- [Problem details]
Print out every record below, exactly as written.

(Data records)
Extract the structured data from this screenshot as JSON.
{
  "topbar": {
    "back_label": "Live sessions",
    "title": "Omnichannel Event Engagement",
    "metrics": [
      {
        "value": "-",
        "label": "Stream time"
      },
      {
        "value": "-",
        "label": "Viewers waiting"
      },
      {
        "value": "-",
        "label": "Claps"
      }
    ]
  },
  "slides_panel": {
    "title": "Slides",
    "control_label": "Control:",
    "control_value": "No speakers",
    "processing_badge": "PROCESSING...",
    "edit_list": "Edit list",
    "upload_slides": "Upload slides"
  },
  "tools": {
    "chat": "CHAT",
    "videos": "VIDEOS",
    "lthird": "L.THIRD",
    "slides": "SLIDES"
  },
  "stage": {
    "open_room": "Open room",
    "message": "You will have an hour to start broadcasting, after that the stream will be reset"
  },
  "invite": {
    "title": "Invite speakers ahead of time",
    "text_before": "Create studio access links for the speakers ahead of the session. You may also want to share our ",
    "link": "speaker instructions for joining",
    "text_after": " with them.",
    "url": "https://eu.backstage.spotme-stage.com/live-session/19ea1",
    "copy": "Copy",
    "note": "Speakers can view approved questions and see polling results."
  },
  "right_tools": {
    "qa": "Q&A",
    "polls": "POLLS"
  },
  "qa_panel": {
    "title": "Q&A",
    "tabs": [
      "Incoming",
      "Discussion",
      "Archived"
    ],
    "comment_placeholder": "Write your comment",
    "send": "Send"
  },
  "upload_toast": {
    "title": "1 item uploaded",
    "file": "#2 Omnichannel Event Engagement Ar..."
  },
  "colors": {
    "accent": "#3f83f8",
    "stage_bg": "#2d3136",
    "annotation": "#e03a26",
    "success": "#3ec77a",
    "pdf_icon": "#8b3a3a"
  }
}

- [Answer to this problem]
Extract the structured data from this screenshot as JSON.
{
  "topbar": {
    "back_label": "Live sessions",
    "title": "Omnichannel Event Engagement",
    "metrics": [
      {
        "value": "-",
        "label": "Stream time"
      },
      {
        "value": "-",
        "label": "Viewers waiting"
      },
      {
        "value": "-",
        "label": "Claps"
      }
    ]
  },
  "slides_panel": {
    "title": "Slides",
    "control_label": "Control:",
    "control_value": "No speakers",
    "processing_badge": "PROCESSING...",
    "edit_list": "Edit list",
    "upload_slides": "Upload slides"
  },
  "tools": {
    "chat": "CHAT",
    "videos": "VIDEOS",
    "lthird": "L.THIRD",
    "slides": "SLIDES"
  },
  "stage": {
    "open_room": "Open room",
    "message": "You will have an hour to start broadcasting, after that the stream will be reset"
  },
  "invite": {
    "title": "Invite speakers ahead of time",
    "text_before": "Create studio access links for the speakers ahead of the session. You may also want to share our ",
    "link": "speaker instructions for joining",
    "text_after": " with them.",
    "url": "https://eu.backstage.spotme-stage.com/live-session/19ea1",
    "copy": "Copy",
    "note": "Speakers can view approved questions and see polling results."
  },
  "right_tools": {
    "qa": "Q&A",
    "polls": "POLLS"
  },
  "qa_panel": {
    "title": "Q&A",
    "tabs": [
      "Incoming",
      "Discussion",
      "Archived"
    ],
    "comment_placeholder": "Write your comment",
    "send": "Send"
  },
  "upload_toast": {
    "title": "1 item uploaded",
    "file": "#2 Omnichannel Event Engagement Ar..."
  },
  "colors": {
    "accent": "#3f83f8",
    "stage_bg": "#2d3136",
    "annotation": "#e03a26",
    "success": "#3ec77a",
    "pdf_icon": "#8b3a3a"
  }
}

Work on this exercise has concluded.